_Exercise goal:_ Scan the entries below. List each line with "date".

_Information provided:_
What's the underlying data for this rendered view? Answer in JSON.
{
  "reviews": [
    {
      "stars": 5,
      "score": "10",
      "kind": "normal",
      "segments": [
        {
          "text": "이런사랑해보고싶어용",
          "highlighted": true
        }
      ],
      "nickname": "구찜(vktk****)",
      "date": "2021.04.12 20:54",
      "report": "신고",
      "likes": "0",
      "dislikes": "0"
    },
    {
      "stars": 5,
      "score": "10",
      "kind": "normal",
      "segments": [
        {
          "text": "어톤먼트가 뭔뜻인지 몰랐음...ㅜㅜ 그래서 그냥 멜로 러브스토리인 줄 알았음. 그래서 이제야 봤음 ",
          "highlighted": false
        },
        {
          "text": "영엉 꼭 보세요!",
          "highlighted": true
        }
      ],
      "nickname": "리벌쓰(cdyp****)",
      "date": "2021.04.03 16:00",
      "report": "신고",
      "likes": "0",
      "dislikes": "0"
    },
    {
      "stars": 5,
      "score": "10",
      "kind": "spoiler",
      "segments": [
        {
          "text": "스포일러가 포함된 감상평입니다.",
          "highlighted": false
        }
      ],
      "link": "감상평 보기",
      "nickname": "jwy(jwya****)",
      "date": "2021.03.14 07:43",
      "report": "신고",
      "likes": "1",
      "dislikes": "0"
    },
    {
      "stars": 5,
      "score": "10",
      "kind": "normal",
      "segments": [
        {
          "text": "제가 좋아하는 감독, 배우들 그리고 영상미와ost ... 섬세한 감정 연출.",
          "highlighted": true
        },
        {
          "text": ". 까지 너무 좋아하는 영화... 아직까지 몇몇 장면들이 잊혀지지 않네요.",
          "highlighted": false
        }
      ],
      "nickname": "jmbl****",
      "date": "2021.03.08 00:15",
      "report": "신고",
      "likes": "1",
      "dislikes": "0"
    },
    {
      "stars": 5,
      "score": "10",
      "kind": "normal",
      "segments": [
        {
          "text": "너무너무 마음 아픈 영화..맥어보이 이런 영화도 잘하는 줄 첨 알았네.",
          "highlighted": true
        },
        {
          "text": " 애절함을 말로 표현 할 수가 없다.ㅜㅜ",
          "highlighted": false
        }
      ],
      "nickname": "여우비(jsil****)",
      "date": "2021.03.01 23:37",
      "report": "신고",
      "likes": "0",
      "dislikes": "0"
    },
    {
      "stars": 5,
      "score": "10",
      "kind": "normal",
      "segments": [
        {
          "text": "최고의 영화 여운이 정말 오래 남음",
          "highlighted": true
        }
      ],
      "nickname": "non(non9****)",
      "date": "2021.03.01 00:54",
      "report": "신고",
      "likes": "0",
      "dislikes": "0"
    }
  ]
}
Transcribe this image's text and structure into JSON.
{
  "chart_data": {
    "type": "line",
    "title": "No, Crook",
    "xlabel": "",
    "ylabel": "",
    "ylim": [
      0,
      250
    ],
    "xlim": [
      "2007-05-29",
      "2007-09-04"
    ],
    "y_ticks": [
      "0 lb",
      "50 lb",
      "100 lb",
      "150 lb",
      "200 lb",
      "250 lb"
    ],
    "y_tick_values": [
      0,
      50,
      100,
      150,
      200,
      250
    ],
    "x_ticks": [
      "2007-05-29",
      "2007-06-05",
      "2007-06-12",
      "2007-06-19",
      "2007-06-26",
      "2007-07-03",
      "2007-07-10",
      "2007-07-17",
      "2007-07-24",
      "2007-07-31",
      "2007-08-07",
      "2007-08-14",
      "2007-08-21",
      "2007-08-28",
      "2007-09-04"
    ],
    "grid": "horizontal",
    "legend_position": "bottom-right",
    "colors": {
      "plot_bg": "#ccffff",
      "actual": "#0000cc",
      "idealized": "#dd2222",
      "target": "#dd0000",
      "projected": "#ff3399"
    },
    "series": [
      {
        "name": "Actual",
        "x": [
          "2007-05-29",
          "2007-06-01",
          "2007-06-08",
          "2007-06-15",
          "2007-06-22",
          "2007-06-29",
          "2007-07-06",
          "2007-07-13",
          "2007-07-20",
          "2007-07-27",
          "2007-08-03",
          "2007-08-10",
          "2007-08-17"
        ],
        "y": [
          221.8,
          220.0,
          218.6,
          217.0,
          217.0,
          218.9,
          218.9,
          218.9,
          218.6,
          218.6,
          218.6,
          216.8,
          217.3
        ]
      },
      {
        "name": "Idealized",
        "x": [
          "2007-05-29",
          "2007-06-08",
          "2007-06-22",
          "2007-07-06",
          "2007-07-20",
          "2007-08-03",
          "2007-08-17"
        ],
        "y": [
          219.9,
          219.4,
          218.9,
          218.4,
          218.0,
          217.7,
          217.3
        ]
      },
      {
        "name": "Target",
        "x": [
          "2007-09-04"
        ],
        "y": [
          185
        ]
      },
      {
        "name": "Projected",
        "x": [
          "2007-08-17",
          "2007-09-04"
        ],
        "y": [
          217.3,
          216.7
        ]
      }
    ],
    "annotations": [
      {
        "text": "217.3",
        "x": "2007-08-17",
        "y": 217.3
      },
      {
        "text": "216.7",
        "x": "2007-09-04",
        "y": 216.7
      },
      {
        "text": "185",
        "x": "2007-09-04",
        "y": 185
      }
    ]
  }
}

_Solved exercise:_
      "date": "2021.04.12 20:54",
      "date": "2021.04.03 16:00",
      "date": "2021.03.14 07:43",
      "date": "2021.03.08 00:15",
      "date": "2021.03.01 23:37",
      "date": "2021.03.01 00:54",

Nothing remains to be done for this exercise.